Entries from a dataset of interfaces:
▼▼▼

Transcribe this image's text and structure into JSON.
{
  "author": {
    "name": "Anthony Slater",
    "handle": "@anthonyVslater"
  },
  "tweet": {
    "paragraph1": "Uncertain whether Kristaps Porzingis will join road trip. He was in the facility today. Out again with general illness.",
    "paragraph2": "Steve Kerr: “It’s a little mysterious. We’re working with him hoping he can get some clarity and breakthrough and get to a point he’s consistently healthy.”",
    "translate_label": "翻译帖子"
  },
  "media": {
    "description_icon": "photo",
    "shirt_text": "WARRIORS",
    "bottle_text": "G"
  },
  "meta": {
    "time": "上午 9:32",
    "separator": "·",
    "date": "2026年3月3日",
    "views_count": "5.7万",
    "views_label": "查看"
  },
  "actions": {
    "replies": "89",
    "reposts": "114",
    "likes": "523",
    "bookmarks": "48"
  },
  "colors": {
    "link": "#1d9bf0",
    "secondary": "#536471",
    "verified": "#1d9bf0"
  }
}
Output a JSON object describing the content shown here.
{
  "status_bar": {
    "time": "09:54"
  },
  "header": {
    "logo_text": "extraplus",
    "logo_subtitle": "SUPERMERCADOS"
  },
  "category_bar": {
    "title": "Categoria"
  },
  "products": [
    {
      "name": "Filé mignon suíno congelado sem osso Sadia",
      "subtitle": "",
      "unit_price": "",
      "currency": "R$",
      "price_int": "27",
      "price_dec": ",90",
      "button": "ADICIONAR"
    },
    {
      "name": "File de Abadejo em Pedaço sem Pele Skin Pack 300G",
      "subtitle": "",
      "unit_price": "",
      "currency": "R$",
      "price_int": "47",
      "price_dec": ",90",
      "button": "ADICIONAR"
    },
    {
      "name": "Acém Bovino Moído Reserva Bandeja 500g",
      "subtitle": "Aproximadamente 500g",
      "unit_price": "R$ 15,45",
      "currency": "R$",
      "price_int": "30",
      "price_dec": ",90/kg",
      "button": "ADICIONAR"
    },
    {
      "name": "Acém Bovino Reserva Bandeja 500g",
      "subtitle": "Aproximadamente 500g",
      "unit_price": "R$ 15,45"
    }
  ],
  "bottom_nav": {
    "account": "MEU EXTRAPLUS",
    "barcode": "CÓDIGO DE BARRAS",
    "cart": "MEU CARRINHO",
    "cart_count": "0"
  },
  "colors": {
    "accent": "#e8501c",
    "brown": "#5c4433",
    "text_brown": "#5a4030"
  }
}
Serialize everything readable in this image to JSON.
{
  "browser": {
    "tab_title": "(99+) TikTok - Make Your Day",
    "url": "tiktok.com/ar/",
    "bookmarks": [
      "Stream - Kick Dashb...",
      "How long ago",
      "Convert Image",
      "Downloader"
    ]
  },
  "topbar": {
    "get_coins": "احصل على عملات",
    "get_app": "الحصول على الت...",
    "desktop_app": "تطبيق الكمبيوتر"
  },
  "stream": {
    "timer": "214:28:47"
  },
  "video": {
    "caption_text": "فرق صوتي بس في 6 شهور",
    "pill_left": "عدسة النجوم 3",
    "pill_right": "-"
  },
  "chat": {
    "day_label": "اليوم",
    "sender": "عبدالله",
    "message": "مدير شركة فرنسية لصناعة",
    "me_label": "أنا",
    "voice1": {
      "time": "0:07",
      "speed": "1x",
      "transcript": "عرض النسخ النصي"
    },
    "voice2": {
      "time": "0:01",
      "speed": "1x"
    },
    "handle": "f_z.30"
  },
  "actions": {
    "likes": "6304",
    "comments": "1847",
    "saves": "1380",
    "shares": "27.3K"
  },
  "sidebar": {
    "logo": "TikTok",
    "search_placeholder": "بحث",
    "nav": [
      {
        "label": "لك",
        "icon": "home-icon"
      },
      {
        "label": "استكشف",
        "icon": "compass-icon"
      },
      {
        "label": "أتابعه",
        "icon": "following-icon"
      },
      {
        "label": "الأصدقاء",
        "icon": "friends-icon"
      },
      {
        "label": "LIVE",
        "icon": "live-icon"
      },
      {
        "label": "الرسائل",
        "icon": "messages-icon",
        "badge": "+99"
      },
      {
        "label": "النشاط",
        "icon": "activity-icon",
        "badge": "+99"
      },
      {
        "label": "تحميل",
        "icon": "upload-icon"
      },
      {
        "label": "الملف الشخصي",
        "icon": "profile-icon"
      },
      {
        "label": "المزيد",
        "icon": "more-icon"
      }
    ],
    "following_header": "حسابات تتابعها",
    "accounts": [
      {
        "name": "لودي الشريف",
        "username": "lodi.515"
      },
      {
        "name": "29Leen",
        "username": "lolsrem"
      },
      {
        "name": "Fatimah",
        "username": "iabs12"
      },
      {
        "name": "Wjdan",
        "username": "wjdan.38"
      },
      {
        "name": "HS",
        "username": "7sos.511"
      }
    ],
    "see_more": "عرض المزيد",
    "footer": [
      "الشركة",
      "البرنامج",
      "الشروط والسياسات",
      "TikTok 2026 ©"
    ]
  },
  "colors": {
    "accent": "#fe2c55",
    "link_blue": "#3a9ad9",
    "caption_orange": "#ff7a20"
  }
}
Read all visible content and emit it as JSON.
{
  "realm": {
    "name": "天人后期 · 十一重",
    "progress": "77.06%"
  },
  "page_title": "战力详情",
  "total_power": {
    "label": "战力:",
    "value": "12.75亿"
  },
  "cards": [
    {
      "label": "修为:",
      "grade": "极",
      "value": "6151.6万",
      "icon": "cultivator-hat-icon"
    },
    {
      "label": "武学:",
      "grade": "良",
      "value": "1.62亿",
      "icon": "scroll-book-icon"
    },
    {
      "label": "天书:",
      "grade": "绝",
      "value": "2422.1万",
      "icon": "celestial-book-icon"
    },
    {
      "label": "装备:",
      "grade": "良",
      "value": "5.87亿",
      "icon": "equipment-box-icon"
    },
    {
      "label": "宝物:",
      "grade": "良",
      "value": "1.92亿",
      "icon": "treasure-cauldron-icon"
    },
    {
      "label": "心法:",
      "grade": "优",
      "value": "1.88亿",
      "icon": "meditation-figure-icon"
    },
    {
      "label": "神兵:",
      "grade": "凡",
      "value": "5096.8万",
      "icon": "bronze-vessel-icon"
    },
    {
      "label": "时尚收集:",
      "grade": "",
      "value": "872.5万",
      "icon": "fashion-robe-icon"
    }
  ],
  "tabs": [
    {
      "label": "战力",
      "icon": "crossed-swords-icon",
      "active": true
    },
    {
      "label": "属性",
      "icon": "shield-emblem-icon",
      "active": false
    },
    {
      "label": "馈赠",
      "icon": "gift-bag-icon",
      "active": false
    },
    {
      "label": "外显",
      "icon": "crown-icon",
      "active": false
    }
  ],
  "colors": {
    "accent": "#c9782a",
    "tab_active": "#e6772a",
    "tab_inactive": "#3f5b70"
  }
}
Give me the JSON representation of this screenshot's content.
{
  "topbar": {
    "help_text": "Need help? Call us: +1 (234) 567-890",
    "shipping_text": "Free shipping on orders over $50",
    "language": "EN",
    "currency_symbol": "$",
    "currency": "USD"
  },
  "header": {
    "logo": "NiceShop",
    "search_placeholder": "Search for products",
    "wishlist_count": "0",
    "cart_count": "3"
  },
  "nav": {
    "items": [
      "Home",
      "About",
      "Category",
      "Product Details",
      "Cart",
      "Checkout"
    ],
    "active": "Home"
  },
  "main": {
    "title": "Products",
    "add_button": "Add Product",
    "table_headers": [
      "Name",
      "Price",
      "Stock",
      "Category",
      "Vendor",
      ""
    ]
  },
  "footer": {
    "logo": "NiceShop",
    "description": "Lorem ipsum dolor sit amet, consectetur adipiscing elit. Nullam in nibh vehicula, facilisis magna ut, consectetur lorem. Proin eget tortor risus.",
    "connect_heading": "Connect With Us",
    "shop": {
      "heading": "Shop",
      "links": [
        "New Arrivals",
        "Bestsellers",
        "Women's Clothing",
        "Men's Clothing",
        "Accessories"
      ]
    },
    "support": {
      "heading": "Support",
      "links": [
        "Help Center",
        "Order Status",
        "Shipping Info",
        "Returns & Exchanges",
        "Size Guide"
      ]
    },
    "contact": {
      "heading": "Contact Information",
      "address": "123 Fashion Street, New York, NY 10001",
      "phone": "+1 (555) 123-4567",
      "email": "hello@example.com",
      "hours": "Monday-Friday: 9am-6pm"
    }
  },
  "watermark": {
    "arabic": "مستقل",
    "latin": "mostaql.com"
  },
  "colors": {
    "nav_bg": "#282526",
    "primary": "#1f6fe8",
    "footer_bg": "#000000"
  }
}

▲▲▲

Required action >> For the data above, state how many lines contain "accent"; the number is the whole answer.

Response to the task >> 3